* **TO DO**: Search the records for the word "name" and pick out every line that has it.

(Dataset rows for apps and sites)
--- START ---
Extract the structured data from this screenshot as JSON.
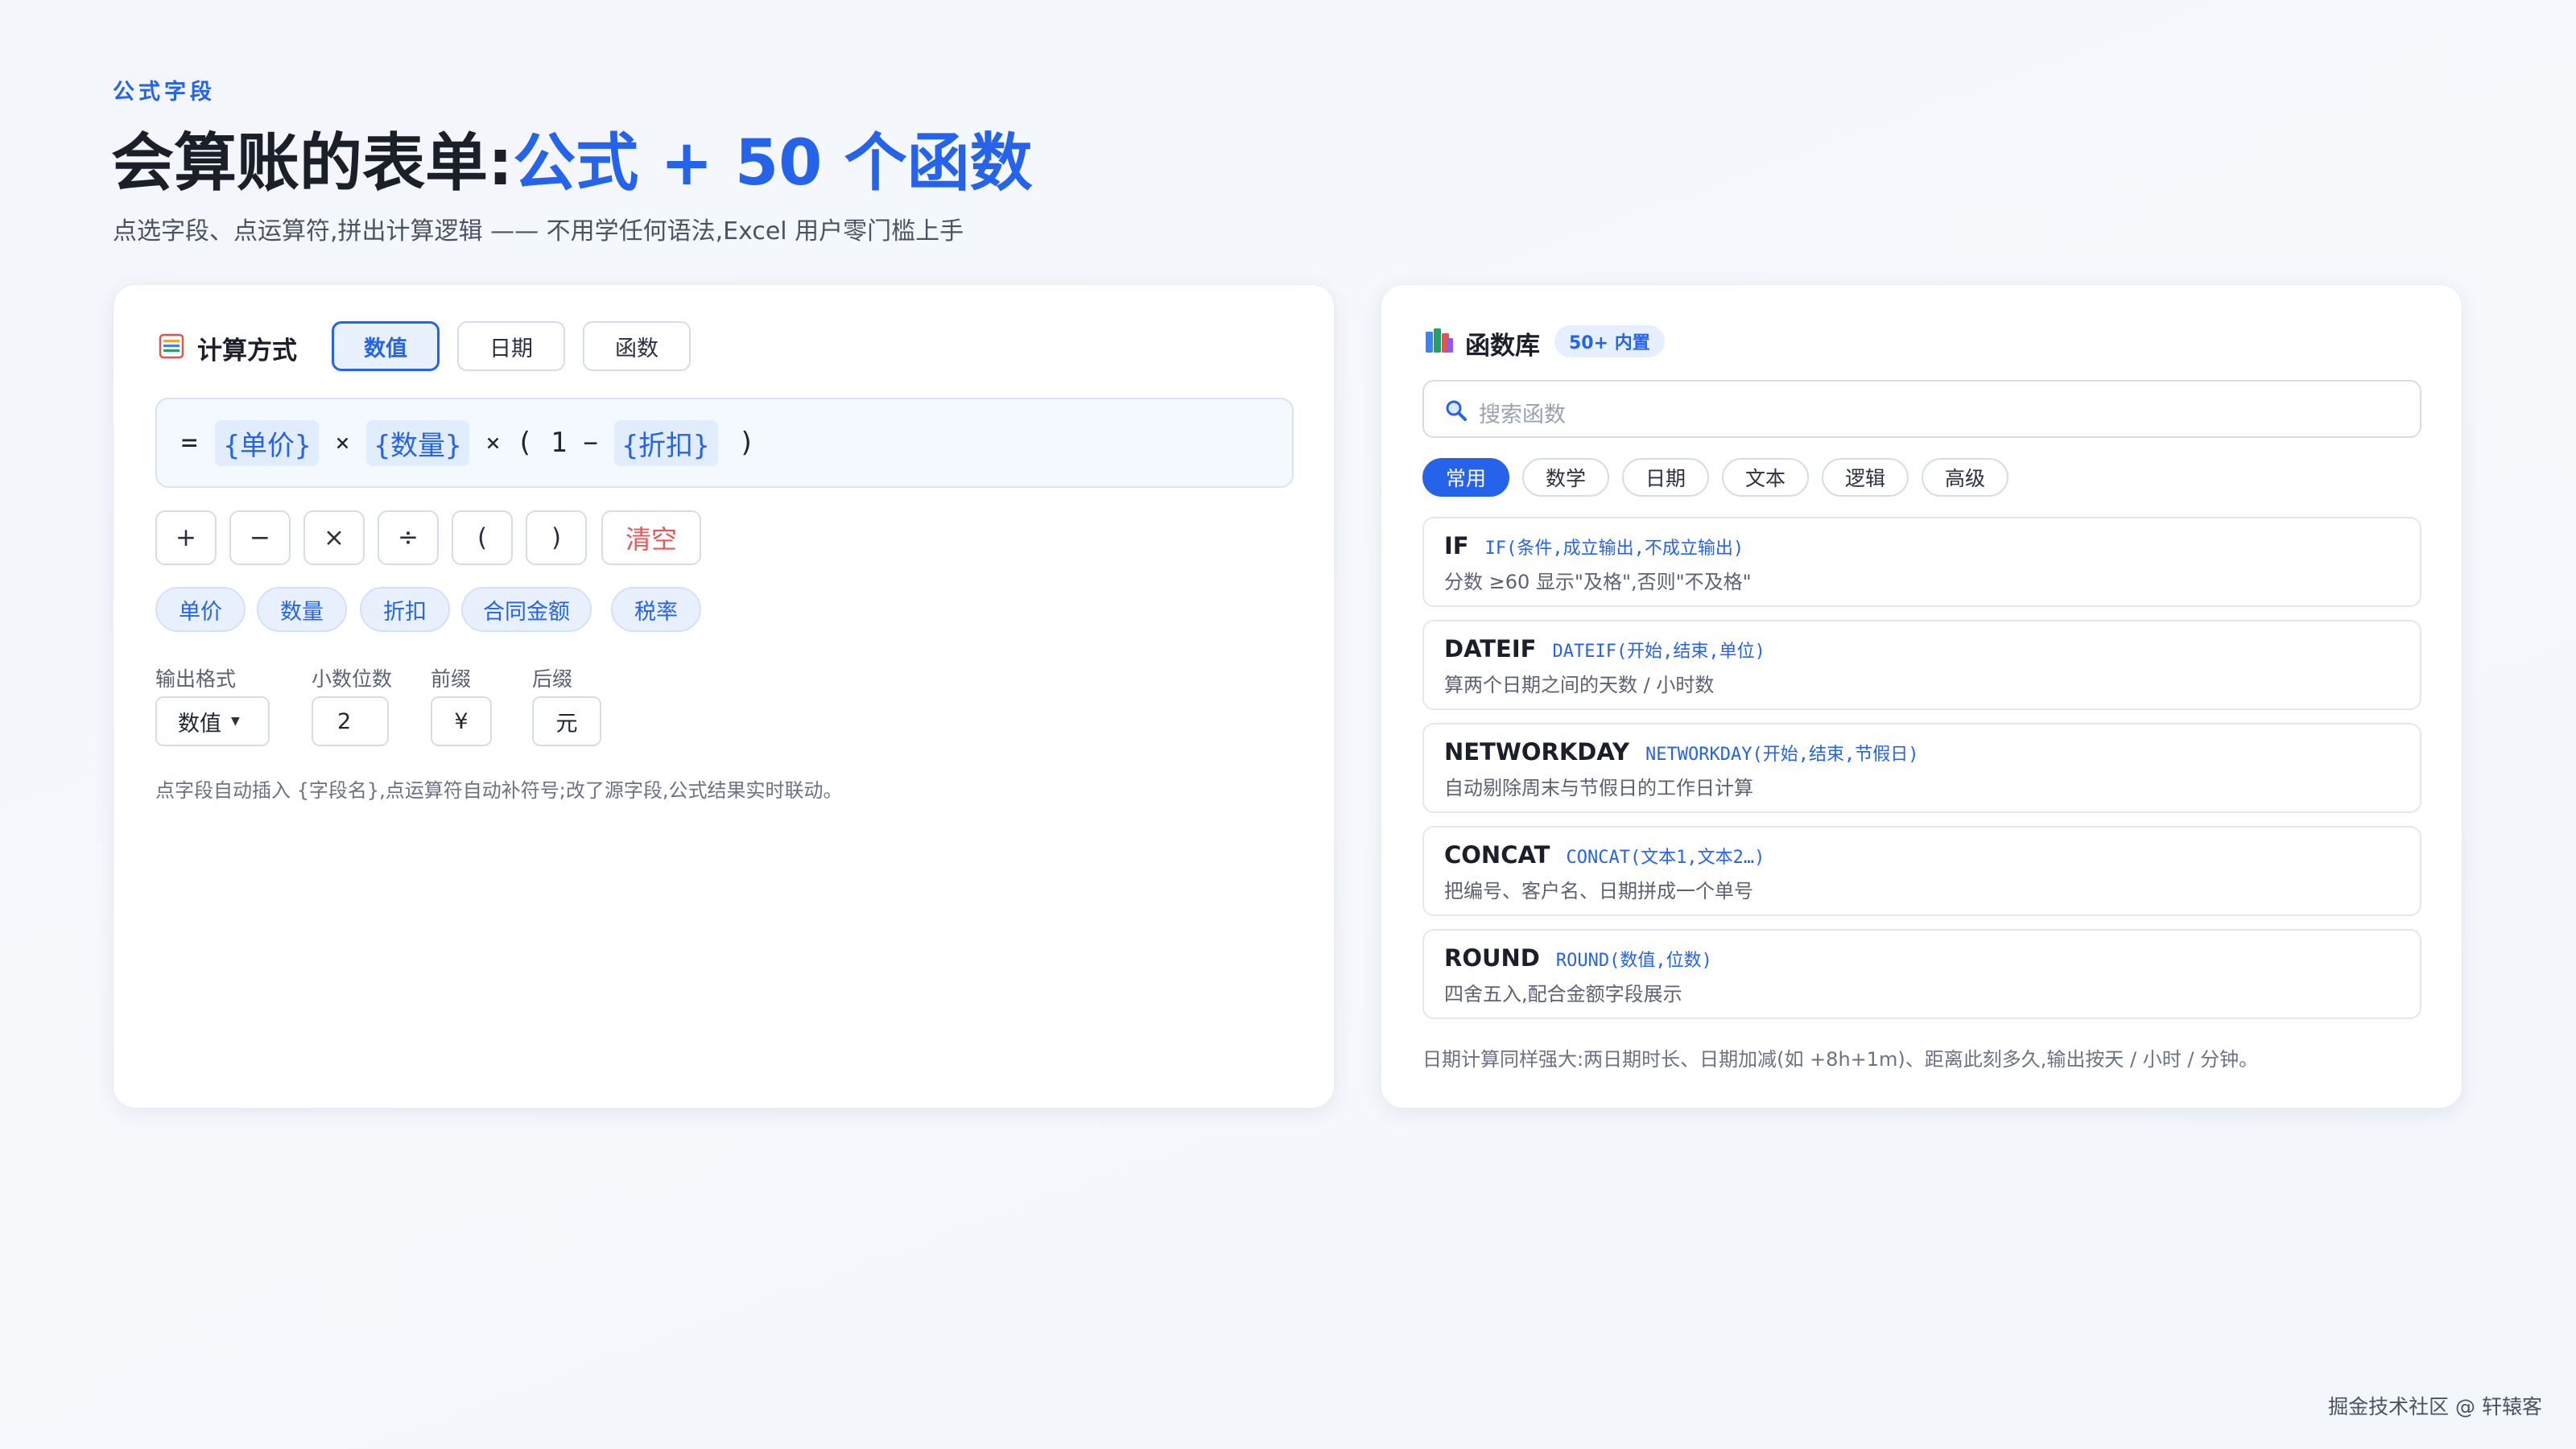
{
  "header": {
    "eyebrow": "公式字段",
    "title_prefix": "会算账的表单:",
    "title_accent": "公式 + 50 个函数",
    "subtitle": "点选字段、点运算符,拼出计算逻辑 —— 不用学任何语法,Excel 用户零门槛上手"
  },
  "left_panel": {
    "icon": "table-icon",
    "title": "计算方式",
    "mode_tabs": [
      {
        "label": "数值",
        "active": true
      },
      {
        "label": "日期",
        "active": false
      },
      {
        "label": "函数",
        "active": false
      }
    ],
    "formula": {
      "eq": "=",
      "t1": "{单价}",
      "op1": "×",
      "t2": "{数量}",
      "op2": "×",
      "lp": "(",
      "one": "1",
      "minus": "−",
      "t3": "{折扣}",
      "rp": ")"
    },
    "operators": [
      "+",
      "−",
      "×",
      "÷",
      "(",
      ")"
    ],
    "clear_label": "清空",
    "fields": [
      "单价",
      "数量",
      "折扣",
      "合同金额",
      "税率"
    ],
    "output": {
      "format_label": "输出格式",
      "format_value": "数值",
      "decimals_label": "小数位数",
      "decimals_value": "2",
      "prefix_label": "前缀",
      "prefix_value": "¥",
      "suffix_label": "后缀",
      "suffix_value": "元"
    },
    "note": "点字段自动插入 {字段名},点运算符自动补符号;改了源字段,公式结果实时联动。"
  },
  "right_panel": {
    "icon": "books-icon",
    "title": "函数库",
    "badge": "50+ 内置",
    "search_placeholder": "搜索函数",
    "categories": [
      {
        "label": "常用",
        "active": true
      },
      {
        "label": "数学",
        "active": false
      },
      {
        "label": "日期",
        "active": false
      },
      {
        "label": "文本",
        "active": false
      },
      {
        "label": "逻辑",
        "active": false
      },
      {
        "label": "高级",
        "active": false
      }
    ],
    "functions": [
      {
        "name": "IF",
        "signature": "IF(条件,成立输出,不成立输出)",
        "description": "分数 ≥60 显示\"及格\",否则\"不及格\""
      },
      {
        "name": "DATEIF",
        "signature": "DATEIF(开始,结束,单位)",
        "description": "算两个日期之间的天数 / 小时数"
      },
      {
        "name": "NETWORKDAY",
        "signature": "NETWORKDAY(开始,结束,节假日)",
        "description": "自动剔除周末与节假日的工作日计算"
      },
      {
        "name": "CONCAT",
        "signature": "CONCAT(文本1,文本2…)",
        "description": "把编号、客户名、日期拼成一个单号"
      },
      {
        "name": "ROUND",
        "signature": "ROUND(数值,位数)",
        "description": "四舍五入,配合金额字段展示"
      }
    ],
    "note": "日期计算同样强大:两日期时长、日期加减(如 +8h+1m)、距离此刻多久,输出按天 / 小时 / 分钟。"
  },
  "footer": {
    "credit": "掘金技术社区 @ 轩辕客"
  },
  "colors": {
    "accent": "#2563eb",
    "danger": "#e05a5a",
    "background": "#f4f7fb"
  }
}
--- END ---
* **ANSWER FOR THE TASK**:
        "name": "IF",
        "name": "DATEIF",
        "name": "NETWORKDAY",
        "name": "CONCAT",
        "name": "ROUND",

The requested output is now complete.